Younger hormone-responsive breast cancer patients may need more than chemo
Women under 40 with estrogen receptor-positive breast cancer may not get as much benefit from chemotherapy as those patients over 40 with estrogen receptor-negative disease, according to study results published in the Oct. 11 issue of Breast Cancer Research.

"These results confirm that chemotherapy alone cannot be considered optimal adjuvant systemic treatment in breast cancer patients 40 years old or younger with hormone receptor-positive tumors," wrote Cornelis van de Velde, MD, of Leiden University Medical Center.

The researchers collected data from four European Organization for Research and Treatment of Cancer trials, which consisted of 934 early-stage breast cancer patients 40 or younger at the time of diagnosis, of whom 480 had tumor samples available for immunohistochemistry analysis.

Among the 279 women who received adjuvant chemotherapy, 85 percent were lymph node-positive, and nearly all, 94 percent, of the 201 who did not receive chemotherapy were node-negative.

Estrogen receptor status was positive for 288 women, and progesterone status was positive for 223. Less than 5 percent of the women received adjuvant hormonal therapy, because it was not yet recommended at the time of the trials.

After a median of 7.3 years of follow-up, 22 percent of the participants died and 32 percent had developed a distant recurrence, or died.
Overall, estrogen receptor-positive tumors were associated with 37 percent better overall survival, but not distant metastasis-free survival compared with estrogen receptor-negative cancer. Similarly, progesterone receptor positivity was associated with better overall survival, but not distant metastasis-free survival.

Even after controlling for nodal status, tumor size, and chemotherapy in multivariate analysis, both hormone receptors were significant factors in overall survival.

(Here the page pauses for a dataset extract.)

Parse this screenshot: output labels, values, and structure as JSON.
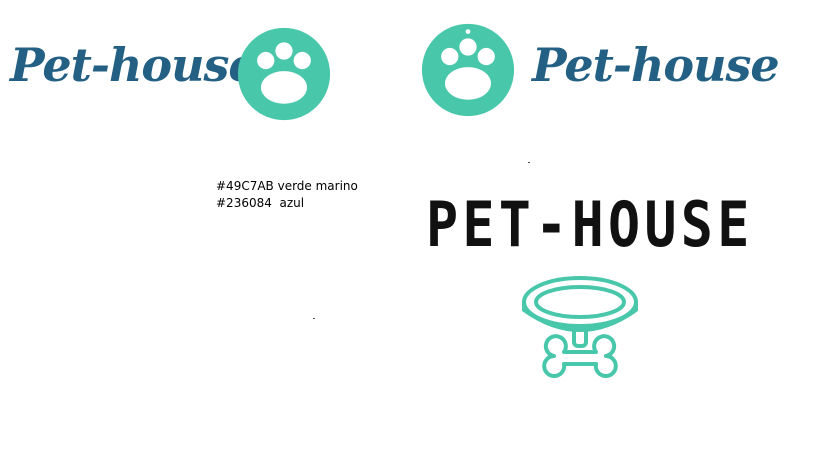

The researchers did not make a direct comparison between chemotherapy and the lack thereof by hormone receptor status because "the confounding effect of auxiliary lymph node status would have introduced a significant selection bias," according to the study.